** Records provided **

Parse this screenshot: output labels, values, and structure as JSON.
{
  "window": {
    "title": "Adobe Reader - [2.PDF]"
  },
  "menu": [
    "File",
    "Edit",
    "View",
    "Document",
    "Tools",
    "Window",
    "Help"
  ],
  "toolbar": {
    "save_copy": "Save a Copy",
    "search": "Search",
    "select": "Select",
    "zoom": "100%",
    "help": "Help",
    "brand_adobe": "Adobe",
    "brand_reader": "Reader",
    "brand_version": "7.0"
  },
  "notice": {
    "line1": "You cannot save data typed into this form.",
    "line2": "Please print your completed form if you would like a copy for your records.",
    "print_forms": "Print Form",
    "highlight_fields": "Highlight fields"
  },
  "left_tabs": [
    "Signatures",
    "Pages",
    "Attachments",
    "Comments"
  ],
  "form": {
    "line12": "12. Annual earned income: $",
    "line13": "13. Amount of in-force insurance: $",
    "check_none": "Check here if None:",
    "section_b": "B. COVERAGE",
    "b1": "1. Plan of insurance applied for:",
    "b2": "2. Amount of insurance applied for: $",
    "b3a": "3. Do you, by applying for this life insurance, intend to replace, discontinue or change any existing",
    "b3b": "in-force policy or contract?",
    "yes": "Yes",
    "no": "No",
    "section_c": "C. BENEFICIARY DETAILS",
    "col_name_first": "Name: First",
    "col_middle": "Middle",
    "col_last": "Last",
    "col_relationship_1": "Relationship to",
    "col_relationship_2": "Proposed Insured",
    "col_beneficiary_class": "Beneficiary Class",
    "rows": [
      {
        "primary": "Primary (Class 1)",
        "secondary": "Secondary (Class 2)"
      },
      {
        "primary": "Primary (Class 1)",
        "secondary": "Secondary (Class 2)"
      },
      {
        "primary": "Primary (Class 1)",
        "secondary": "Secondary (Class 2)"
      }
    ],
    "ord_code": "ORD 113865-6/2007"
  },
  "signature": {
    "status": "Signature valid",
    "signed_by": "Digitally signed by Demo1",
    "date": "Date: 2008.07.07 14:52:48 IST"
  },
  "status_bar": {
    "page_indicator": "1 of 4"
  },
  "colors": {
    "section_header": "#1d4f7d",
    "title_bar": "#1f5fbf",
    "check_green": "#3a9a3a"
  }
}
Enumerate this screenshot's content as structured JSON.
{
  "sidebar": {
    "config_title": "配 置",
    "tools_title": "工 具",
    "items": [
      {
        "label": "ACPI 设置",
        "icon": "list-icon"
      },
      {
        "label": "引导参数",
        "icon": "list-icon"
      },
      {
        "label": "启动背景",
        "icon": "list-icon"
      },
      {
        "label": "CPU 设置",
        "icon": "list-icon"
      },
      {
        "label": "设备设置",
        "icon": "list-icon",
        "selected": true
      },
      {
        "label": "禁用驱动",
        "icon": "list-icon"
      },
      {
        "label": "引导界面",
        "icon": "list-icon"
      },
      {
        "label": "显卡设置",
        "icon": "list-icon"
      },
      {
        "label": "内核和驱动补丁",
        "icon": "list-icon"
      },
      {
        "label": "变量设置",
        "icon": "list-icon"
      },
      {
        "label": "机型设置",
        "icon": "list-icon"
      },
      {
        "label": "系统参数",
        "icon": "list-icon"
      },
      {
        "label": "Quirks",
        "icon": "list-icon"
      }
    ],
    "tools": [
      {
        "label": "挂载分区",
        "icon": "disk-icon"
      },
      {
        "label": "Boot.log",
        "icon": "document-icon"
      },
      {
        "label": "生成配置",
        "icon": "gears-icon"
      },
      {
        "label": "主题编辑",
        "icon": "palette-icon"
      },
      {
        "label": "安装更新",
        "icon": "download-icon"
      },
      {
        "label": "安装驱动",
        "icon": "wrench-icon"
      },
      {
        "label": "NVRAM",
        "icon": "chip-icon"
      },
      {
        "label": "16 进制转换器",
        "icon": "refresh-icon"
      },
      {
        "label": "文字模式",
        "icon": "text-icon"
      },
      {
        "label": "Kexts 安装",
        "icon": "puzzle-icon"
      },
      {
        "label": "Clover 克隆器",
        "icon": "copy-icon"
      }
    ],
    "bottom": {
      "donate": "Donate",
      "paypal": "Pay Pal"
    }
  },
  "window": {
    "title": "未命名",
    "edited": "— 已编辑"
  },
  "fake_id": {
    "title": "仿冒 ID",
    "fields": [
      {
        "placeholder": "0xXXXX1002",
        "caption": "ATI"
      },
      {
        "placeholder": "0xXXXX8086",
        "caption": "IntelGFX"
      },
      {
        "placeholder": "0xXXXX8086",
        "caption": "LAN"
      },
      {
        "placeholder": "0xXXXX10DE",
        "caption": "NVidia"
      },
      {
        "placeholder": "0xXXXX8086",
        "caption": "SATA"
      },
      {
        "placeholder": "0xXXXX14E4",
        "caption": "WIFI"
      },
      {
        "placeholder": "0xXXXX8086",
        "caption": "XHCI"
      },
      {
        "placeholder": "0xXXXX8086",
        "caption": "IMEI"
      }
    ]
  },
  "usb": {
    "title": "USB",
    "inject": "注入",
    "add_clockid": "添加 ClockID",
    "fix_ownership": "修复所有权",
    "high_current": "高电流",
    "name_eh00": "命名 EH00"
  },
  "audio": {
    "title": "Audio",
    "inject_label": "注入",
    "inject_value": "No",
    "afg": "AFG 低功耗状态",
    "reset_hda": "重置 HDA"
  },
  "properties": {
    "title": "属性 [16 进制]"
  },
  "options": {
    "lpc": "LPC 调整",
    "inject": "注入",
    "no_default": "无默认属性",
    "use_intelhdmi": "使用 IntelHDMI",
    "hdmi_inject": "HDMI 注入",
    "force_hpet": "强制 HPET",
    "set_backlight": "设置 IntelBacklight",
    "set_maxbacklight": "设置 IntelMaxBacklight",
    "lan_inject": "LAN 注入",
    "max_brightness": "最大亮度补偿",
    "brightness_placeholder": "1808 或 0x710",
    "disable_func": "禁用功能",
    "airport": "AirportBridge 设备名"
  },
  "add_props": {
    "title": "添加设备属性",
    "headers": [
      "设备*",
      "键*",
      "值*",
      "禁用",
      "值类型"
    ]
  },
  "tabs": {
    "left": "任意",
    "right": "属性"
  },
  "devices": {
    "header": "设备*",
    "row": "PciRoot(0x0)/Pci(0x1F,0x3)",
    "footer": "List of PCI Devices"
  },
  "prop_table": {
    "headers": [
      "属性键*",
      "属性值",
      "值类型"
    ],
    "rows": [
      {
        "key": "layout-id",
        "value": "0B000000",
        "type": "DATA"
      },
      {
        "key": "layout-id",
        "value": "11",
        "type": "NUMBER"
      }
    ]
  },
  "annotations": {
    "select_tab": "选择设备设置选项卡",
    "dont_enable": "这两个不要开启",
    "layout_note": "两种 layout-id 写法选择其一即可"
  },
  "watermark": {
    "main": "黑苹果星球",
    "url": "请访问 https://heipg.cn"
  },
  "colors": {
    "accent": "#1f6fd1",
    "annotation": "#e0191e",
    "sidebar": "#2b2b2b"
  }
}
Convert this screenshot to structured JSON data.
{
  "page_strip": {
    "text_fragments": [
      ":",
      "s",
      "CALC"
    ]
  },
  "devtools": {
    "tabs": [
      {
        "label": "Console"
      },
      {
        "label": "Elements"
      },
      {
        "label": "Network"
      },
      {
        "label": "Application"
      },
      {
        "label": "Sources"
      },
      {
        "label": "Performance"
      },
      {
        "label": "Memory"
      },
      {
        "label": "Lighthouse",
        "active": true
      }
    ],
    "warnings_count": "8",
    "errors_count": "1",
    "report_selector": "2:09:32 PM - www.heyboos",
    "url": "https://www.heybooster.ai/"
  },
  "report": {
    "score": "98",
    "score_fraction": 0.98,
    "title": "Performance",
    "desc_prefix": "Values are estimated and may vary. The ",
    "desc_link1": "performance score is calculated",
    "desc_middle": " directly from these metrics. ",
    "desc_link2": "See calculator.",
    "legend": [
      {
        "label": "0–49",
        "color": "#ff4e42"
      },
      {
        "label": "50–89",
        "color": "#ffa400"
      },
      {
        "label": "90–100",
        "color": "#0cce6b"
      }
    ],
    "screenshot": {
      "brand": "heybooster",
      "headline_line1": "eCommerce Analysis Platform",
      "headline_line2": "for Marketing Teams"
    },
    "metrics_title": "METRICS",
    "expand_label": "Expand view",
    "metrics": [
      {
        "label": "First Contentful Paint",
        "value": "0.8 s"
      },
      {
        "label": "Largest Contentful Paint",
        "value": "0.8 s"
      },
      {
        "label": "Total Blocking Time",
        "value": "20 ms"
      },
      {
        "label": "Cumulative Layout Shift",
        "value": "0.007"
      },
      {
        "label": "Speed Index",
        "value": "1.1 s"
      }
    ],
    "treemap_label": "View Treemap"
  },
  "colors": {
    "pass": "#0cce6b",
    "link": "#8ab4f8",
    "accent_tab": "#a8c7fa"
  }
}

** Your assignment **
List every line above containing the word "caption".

** Problem solution **
        "caption": "ATI"
        "caption": "IntelGFX"
        "caption": "LAN"
        "caption": "NVidia"
        "caption": "SATA"
        "caption": "WIFI"
        "caption": "XHCI"
        "caption": "IMEI"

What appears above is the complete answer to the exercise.